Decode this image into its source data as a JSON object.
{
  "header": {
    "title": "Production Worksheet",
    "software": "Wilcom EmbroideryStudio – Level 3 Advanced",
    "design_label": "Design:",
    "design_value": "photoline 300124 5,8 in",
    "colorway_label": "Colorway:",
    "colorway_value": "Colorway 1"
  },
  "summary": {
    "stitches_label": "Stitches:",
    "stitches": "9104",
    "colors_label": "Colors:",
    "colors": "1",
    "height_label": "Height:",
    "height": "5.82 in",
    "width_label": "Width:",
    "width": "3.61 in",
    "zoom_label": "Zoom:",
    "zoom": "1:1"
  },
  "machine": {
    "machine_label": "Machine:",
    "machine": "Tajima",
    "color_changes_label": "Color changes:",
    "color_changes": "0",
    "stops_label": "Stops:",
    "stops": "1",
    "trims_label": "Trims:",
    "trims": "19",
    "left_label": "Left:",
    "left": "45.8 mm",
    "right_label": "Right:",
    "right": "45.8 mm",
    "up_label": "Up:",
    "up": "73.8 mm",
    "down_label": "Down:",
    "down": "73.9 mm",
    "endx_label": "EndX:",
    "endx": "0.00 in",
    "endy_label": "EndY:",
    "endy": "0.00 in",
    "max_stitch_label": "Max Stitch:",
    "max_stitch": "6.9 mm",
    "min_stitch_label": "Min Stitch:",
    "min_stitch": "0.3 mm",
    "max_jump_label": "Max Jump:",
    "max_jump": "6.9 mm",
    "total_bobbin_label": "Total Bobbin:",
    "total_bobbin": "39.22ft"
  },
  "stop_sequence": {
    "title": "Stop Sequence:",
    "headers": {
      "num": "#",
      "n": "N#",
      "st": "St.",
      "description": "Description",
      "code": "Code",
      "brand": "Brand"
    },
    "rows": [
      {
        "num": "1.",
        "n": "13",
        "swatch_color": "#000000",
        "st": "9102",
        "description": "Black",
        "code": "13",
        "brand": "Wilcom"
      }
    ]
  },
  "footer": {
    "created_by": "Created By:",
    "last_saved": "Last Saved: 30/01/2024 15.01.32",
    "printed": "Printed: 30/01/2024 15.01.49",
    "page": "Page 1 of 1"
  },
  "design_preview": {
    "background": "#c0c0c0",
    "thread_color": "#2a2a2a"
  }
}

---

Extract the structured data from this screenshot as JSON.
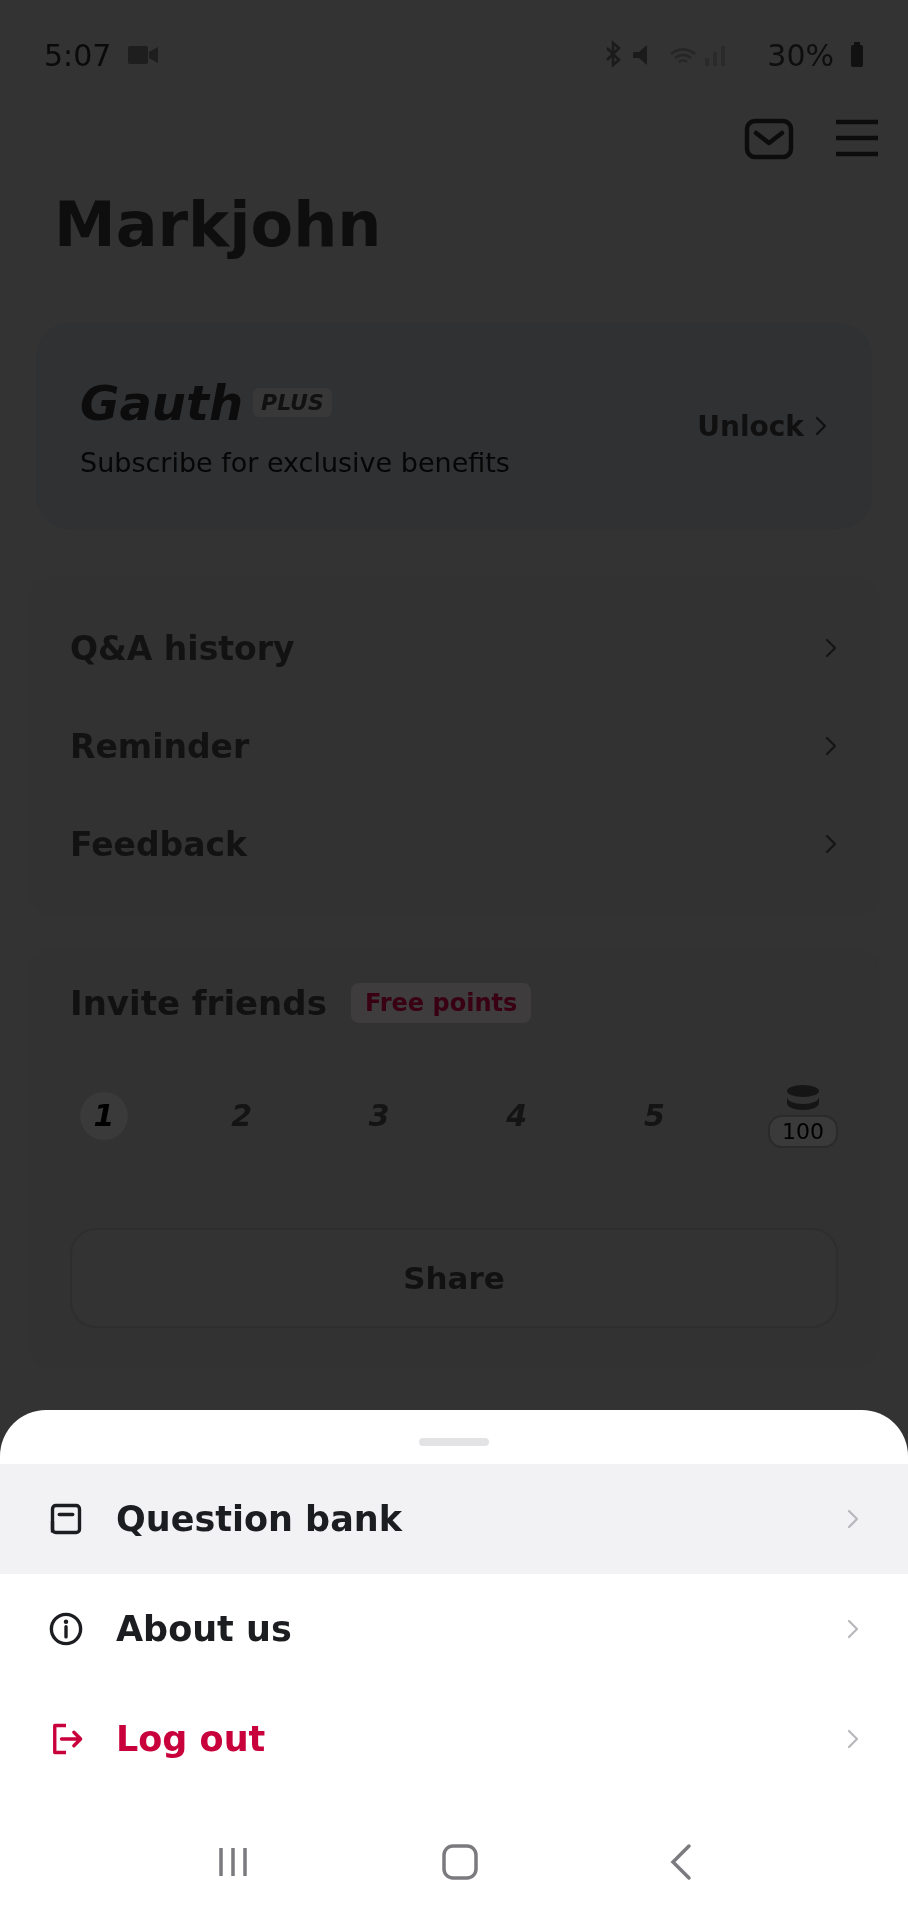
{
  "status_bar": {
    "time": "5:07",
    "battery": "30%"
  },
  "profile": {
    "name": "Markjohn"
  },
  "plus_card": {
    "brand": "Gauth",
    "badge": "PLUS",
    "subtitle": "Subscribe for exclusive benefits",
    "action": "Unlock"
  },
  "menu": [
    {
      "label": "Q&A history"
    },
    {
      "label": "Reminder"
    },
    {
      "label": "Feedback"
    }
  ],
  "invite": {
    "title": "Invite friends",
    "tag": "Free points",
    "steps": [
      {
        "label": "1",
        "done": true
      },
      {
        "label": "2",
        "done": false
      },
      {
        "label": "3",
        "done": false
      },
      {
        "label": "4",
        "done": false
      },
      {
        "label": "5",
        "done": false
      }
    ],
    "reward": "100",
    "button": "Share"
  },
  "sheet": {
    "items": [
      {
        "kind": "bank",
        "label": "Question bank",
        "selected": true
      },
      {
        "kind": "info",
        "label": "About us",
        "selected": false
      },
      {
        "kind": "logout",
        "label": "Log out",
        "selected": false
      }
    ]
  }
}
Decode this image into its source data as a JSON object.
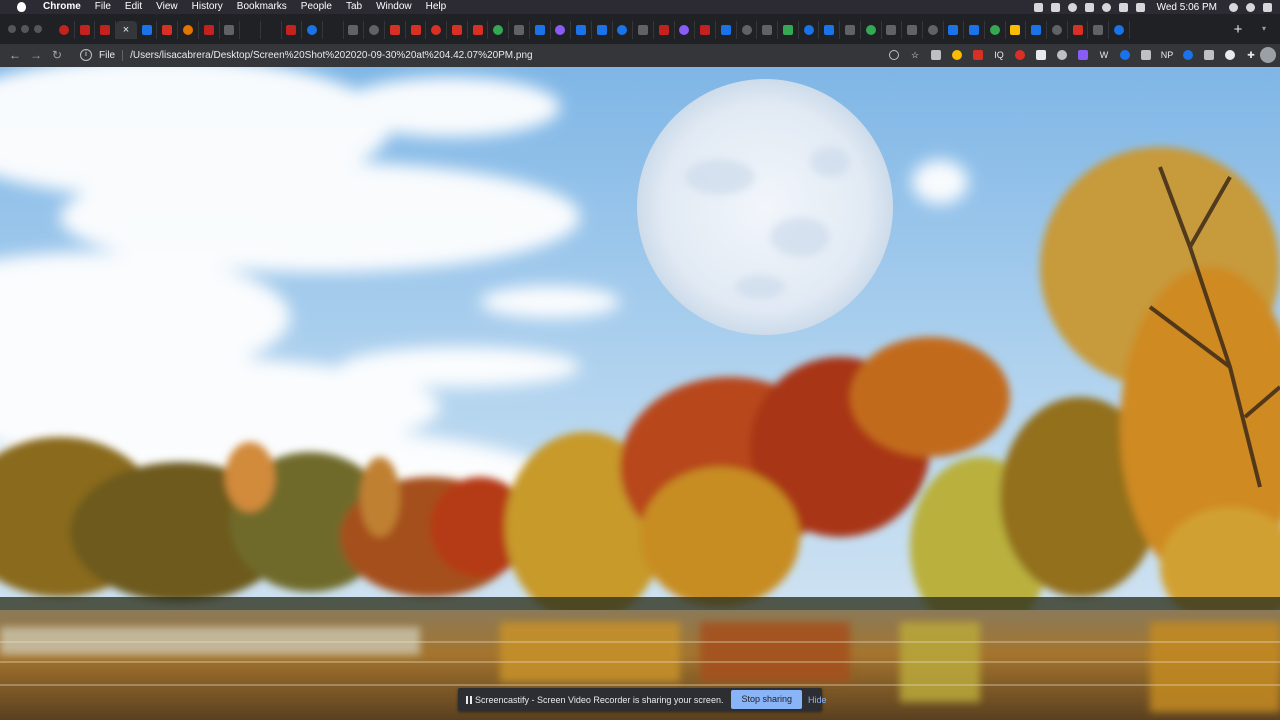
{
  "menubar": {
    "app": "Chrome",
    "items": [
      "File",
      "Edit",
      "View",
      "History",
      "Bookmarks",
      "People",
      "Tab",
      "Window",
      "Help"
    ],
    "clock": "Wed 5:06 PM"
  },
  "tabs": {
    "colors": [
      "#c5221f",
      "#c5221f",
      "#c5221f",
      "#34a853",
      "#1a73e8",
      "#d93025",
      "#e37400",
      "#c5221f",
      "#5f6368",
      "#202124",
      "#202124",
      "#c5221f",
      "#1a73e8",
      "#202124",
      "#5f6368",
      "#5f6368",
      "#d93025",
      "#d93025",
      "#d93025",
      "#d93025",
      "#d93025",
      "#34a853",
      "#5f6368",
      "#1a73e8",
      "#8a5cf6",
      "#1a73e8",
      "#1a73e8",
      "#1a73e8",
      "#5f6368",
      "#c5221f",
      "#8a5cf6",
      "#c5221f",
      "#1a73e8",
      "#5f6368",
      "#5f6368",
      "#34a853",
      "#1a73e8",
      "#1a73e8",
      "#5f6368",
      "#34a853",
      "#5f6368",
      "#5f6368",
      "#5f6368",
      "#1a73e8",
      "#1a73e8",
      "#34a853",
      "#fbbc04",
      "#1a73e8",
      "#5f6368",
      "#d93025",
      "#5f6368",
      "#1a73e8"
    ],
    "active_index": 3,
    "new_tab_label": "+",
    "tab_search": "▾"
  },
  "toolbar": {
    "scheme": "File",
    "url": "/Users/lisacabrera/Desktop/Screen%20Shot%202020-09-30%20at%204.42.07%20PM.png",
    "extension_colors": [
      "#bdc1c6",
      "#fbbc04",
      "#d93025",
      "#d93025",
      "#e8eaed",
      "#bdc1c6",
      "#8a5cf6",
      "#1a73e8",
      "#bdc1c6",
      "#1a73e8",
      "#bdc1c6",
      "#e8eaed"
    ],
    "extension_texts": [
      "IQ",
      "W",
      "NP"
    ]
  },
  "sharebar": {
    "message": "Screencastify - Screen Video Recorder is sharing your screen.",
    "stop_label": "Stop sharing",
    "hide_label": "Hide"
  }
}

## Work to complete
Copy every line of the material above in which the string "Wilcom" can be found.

## Your response
    "software": "Wilcom EmbroideryStudio – Level 3 Advanced",
        "brand": "Wilcom"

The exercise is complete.